Vials = %fetal cells x maternal blood volume (~5000mL)/30mL
Rounded to the nearest whole number + 1 extra. But that one extra is usually the shot they automatically gave her after she gave birth.
The Rosette Test / Screen for fetal-maternal bleeds
After the baby is born, we take their cord blood (which is thick and gross, by the way) and do a forward ABORh on them. If they are D positive or weak D positive and the mother is negative, the hospital will do an onsite rosette test:
A 3% cell suspension of the mother’s blood is incubated with chemically modified anti-D which will bind to any infant cells. Unbound antibody is washed away and indicator cells (O positive cells treated with ficin to increase reactivity) will bind with infant cells to make little microscopic rosettes/clumps which you can look for with an inverted mic:
All eligible mothers will receive another shot of WinRho regardless of the result because the clumps can be hard to see. However, positive screens indicate a fetal bleed over 30mL (which occurs in about 0.3% of pregnancies), in which case, the mother might need a larger dose, determined by a Kleihauer-Betke (in tomorrow’s post). The WinRho is administered within 72hours because once mom’s discharged, it’s really hard to hunt a lady who just gave birth down just to give her another needle!
I’m going to make this week hemolytic disease of the fetus and newborn week here because there’s been lots of baby talk in my home. Lots of babies and blood bank testing to come (you are safe from poop stories once again).
Starting off with a story though that I will come back to over the course of the week: there’s a hospital here that handles most of the complicated pregnancies for the city. One O negative lady in particular wanted a baby really badly, but for reasons I don’t recall, she had been immunized to D (colloquially, “Rh”). She also has been trying for several pregnancies but miscarried on each one because her anti-D titre was through the roof and her body was determined to fight these O positive babies. She needed to come in for an intrauterine transfusion for her baby every three months, and IUTs are just a mess in and of themselves to do, but she had successfully made it to her sixth month this time.

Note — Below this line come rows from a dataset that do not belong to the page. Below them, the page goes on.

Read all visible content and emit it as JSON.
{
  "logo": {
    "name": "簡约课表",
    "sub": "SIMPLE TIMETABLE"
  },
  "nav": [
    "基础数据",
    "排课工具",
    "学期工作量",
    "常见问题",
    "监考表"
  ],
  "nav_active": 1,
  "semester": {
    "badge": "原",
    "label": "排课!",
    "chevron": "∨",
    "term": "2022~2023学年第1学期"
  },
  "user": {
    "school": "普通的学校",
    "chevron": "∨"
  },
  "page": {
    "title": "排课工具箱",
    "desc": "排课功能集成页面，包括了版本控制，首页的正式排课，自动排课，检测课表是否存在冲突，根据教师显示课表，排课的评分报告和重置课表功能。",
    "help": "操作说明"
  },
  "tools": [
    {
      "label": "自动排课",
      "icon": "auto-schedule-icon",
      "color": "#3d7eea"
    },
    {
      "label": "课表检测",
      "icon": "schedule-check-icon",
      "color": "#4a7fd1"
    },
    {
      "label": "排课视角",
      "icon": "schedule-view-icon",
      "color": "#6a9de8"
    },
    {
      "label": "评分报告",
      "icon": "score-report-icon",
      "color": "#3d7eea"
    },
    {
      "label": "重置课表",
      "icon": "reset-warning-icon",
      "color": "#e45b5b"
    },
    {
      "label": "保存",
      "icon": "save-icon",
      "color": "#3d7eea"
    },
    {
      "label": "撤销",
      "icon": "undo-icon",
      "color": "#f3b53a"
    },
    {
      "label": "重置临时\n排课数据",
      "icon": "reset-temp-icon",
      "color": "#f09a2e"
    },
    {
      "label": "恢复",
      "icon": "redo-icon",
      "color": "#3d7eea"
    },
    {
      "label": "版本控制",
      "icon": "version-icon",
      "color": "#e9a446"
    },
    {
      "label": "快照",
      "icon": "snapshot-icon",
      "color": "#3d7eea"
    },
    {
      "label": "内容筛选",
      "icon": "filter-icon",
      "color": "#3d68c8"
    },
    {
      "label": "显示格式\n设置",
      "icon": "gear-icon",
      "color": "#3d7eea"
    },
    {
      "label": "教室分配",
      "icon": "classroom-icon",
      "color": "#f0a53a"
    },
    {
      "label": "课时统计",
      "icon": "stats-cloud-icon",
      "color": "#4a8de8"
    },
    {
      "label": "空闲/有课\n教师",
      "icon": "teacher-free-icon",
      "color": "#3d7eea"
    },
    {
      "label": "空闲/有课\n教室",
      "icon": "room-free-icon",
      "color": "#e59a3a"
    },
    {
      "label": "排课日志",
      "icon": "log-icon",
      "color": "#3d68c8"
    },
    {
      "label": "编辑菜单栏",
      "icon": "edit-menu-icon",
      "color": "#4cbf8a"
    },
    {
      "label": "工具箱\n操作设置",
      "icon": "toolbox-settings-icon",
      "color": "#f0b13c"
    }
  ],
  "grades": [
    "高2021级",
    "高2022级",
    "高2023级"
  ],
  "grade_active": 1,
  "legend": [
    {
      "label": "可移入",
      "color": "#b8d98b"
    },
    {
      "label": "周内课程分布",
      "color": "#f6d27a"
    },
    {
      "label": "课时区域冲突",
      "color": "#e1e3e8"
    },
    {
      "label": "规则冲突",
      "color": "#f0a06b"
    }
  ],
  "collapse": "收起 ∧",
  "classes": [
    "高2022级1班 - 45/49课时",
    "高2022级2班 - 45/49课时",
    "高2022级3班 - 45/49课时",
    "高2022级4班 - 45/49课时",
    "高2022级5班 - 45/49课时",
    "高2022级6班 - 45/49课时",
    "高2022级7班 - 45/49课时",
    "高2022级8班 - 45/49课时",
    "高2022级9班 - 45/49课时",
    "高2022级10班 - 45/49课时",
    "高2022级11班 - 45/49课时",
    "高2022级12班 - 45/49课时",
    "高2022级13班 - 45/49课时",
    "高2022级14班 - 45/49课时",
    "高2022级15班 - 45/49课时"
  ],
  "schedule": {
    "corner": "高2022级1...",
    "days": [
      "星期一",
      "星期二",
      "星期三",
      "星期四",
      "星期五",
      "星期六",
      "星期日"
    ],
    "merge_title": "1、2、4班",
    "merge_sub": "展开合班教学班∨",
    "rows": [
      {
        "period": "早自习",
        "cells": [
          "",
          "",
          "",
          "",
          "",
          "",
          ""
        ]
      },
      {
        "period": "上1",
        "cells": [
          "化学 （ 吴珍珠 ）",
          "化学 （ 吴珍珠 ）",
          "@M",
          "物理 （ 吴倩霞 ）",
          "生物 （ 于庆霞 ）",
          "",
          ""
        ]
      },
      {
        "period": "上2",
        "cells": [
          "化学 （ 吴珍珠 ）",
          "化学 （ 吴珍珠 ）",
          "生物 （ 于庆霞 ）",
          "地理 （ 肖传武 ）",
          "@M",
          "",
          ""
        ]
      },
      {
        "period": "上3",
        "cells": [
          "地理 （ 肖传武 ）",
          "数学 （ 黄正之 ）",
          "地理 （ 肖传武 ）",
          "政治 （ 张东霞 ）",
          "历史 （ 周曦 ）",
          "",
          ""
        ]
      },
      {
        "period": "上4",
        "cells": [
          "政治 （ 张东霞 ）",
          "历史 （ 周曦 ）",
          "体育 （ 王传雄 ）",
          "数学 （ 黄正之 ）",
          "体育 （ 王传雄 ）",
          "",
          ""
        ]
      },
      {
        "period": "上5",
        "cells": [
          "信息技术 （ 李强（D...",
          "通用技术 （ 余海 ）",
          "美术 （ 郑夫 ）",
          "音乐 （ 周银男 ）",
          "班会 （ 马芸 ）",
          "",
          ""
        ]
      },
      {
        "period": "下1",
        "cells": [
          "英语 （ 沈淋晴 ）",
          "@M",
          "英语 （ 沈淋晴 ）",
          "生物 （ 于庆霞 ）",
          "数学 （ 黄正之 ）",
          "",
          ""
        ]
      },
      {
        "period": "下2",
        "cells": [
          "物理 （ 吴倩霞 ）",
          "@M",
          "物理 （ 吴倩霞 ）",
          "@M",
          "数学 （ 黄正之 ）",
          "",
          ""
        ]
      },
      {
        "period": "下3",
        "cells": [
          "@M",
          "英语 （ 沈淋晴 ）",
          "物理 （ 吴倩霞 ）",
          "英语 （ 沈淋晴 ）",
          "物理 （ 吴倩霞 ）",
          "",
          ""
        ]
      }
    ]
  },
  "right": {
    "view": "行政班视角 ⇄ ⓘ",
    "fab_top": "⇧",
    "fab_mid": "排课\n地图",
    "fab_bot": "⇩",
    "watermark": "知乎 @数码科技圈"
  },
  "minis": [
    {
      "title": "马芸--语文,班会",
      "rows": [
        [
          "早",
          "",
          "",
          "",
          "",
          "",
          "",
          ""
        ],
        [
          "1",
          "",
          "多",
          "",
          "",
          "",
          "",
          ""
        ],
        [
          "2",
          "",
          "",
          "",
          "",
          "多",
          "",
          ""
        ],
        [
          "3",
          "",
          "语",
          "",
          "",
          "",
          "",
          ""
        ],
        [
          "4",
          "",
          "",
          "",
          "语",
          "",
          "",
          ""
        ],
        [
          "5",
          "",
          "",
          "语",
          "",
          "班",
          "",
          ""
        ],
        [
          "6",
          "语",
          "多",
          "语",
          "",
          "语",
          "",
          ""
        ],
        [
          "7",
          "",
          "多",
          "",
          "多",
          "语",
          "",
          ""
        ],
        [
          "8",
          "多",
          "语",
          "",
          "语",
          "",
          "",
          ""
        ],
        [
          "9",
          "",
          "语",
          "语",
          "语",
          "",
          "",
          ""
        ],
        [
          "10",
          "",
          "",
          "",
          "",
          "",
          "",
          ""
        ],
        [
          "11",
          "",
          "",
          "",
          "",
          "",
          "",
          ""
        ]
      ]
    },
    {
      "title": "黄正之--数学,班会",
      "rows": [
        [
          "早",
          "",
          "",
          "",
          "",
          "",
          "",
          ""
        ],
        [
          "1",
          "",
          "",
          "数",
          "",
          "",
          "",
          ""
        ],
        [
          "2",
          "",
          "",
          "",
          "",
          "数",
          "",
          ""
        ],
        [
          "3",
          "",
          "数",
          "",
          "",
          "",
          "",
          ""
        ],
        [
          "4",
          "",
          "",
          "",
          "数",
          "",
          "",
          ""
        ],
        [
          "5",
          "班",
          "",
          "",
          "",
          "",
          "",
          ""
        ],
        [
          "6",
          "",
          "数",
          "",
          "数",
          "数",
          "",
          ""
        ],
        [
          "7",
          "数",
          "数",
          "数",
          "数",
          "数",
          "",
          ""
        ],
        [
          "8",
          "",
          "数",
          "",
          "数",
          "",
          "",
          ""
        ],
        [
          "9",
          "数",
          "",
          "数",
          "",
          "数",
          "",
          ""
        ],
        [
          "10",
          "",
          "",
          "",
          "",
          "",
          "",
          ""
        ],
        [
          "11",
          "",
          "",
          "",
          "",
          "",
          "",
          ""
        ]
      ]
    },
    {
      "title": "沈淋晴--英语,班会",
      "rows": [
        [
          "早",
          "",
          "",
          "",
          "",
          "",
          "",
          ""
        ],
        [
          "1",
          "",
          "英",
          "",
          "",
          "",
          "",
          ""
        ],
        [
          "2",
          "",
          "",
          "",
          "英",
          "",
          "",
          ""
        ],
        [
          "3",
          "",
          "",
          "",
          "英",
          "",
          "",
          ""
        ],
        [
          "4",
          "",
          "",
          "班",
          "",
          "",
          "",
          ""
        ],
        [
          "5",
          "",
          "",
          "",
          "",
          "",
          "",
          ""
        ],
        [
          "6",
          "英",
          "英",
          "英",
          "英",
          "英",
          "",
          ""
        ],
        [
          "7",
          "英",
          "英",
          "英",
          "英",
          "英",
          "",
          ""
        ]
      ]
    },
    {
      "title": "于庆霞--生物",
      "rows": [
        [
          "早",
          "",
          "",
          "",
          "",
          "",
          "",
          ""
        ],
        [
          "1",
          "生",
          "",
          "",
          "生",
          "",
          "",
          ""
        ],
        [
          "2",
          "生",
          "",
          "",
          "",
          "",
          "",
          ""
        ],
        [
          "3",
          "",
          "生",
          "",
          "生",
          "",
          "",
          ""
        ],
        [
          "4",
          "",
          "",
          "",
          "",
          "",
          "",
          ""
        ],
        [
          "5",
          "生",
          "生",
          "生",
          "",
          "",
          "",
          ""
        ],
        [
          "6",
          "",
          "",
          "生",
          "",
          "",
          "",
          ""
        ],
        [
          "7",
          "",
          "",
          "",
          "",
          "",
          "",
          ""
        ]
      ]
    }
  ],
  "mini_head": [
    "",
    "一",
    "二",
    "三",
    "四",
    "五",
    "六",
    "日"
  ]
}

One of my friends was coming into his shift right after her IUT, quite happy that he wasn’t the one who had to do it but also really glad that she was doing so well in her fourth pregnancy (names of blood bank regulars are some of the fastest names you’ll learn).
But then the hospital announces a code Pink (dedicated code for emergencies in the maternity ward) later, and the woman ended up losing the baby once again.
There is an old fashioned Emergency Red Phone in the blood bank in the reference lab, and whenever that phone goes off, the entire lab freezes. Everybody stares at it, pipettes in the air, antisera hanging off the tip of the dropper, afraid to answer. In recent memory (not my own memory), a phonecall could cost the blood bank some 300 units for an aortic aneurysm. At other times, the call ends with a “dead on arrival”.
The STARS emergency copter too has a very distinct smell. It is one that, before the bloodbank, would have made me rub my nose in disgust and move on because the air vent exits right beside the landing pad. Now, much like the screech of the emergency phone, it tells the staff to get ready.
Last week, there was a woman at one of the hospitals some of my friends work at who had gone through 86 units of blood products. Last I heard about her, her massive transfusion was not done yet, she had cleared out the stock of her blood type and had switched over to the O pos packed cells, but she was still fighting.
Product stocks are a very stressful matter in the bloodbank. Sometimes I see a product get close to expiry and stare at it anxiously, hoping it will be used up and not be thrown away and wasted.